And yet there is no recycling incentive in place in Arizona. California, on the other hand, is one of 11 states that belong to the “bottle bill” which gives the public a monetary incentive to recycle containers.
“The incentive provided by a redemption program would likely mean a significant increase in the amount of plastic available to recycling businesses, since more would be returned rather than thrown away,” Oldfield says. “This would in all likelihood alleviate some of the concern over bottles versus caps since more volume would probably mean more money for the recycling centers.”
The California Redemption Value, CRV, is 5 cents on containers less than 24 ounces and 10 cents on containers 24 ounces or larger. The monetary incentive begins at the checkout stand. Once the fee is initially paid it can be redeemed by returning eligible containers to any of the 2,000 recycling centers in the state of California.
“California has redemption value, recycling incentive to remain in the recyclable pile and not be thrown away,” Oldfield says. “Now that incentive doesn’t exist in some other states.”

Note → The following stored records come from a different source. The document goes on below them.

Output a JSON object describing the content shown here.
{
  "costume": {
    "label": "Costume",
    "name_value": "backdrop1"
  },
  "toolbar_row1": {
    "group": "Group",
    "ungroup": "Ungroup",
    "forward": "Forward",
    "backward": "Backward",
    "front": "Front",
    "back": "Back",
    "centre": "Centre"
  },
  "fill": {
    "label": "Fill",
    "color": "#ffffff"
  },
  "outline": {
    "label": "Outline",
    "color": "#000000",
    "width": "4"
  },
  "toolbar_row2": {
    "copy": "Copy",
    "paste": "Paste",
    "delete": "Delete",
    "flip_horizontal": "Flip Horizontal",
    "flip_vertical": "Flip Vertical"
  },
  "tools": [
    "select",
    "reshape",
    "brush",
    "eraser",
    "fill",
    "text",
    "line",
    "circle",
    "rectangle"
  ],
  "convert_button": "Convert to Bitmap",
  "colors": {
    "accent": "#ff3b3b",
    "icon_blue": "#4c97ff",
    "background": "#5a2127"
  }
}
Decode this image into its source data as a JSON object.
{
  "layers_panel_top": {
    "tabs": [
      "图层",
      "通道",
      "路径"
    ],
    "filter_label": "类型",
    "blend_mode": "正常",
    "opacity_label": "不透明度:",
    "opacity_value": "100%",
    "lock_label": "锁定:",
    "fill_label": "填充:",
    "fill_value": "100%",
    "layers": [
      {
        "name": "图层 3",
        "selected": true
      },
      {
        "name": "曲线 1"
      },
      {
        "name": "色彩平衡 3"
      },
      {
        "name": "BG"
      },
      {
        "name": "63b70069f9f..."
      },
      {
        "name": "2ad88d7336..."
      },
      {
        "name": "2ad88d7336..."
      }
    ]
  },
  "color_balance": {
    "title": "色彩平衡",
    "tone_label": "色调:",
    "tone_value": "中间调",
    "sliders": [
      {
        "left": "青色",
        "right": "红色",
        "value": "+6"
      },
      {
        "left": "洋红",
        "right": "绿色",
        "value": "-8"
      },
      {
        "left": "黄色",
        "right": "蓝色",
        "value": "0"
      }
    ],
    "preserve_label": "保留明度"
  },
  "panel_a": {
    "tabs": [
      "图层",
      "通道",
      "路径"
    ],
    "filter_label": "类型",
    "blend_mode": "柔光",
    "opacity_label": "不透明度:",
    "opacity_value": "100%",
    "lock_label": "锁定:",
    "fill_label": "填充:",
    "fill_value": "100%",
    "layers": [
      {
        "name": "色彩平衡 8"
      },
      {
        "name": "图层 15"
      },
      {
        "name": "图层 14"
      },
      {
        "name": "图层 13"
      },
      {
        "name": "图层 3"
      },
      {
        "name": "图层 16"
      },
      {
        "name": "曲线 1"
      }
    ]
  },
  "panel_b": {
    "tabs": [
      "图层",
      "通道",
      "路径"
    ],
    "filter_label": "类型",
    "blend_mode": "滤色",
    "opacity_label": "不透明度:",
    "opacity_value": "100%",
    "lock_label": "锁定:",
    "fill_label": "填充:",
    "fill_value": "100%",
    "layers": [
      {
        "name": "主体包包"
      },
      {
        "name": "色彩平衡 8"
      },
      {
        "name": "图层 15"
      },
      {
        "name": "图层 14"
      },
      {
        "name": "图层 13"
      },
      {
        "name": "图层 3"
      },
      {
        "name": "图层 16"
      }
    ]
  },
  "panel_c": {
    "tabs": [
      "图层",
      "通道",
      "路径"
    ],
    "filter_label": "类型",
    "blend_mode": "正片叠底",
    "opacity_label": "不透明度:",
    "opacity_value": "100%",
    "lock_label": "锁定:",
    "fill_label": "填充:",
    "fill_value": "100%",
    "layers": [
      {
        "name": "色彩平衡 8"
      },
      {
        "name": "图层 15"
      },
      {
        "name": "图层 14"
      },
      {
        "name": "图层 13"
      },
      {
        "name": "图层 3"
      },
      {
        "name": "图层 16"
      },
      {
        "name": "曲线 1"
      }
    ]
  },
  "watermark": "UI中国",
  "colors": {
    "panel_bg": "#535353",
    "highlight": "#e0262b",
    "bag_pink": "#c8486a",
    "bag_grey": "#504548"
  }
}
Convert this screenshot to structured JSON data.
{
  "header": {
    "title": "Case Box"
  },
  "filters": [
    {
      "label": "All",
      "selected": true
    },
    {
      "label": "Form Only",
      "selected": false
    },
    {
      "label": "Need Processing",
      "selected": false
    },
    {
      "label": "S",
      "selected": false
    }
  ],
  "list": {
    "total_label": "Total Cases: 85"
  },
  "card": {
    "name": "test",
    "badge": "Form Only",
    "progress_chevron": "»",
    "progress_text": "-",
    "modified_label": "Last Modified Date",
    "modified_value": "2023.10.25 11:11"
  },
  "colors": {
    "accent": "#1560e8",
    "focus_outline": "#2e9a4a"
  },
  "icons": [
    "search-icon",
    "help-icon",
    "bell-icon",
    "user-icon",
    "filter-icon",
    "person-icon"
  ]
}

It doesn’t exist in Arizona. With the fast pace of conveyor belts, human workers cannot possibly ensure that every plastic bottle is sorted in its proper place no matter the numerous layers of processing.
“In spite of deposit fees,much of this trash leading out to the sea will be plastic beverage bottles,” Moore says. “We use 2 million of them in the United States every five minutes.”
According to Levine, in regards to ASU specifically there is a large amount of recyclable material being sent to landfills.
“In fiscal year 2014 we actually sent to the landfill 6,700 tons of material; 5.4 percent of that or about 362 tons are actually considered recyclable containers, and that includes number one plastics and number two plastics and those are very easy to recycle in the ASU system,” Levine says. “We can very easily eliminate what we are sending to the landfill just by recycling plastic bottles.”
Even still, plastic bottle caps continue to make it to sea. Moore traces the path of bottle caps with consideration of the planet’s natural current pathways.
“After a year, the ones from Japan are heading straight across the Pacific, while ours get caught in the California current and first head down to the latitude of Cabo San Lucas," Moore says. "After 10 years, a lot of the Japanese caps are in what we call the Eastern Garbage Patch, while ours litter the Philippines. After 20 years, we see emerging the debris accumulation zone of the North Pacific Gyre.”
Incentive or no incentive? Caps on or caps off?
Moore says the solution is to stop the plastic at its source. “Stop it on land before it falls in the ocean,” he says.
Reach Gretchen Burnton at firstname.lastname@example.org or via Twitter @gretchenburnton. Reach Jessica Obert at email@example.com or via Twitter @jessicaobert.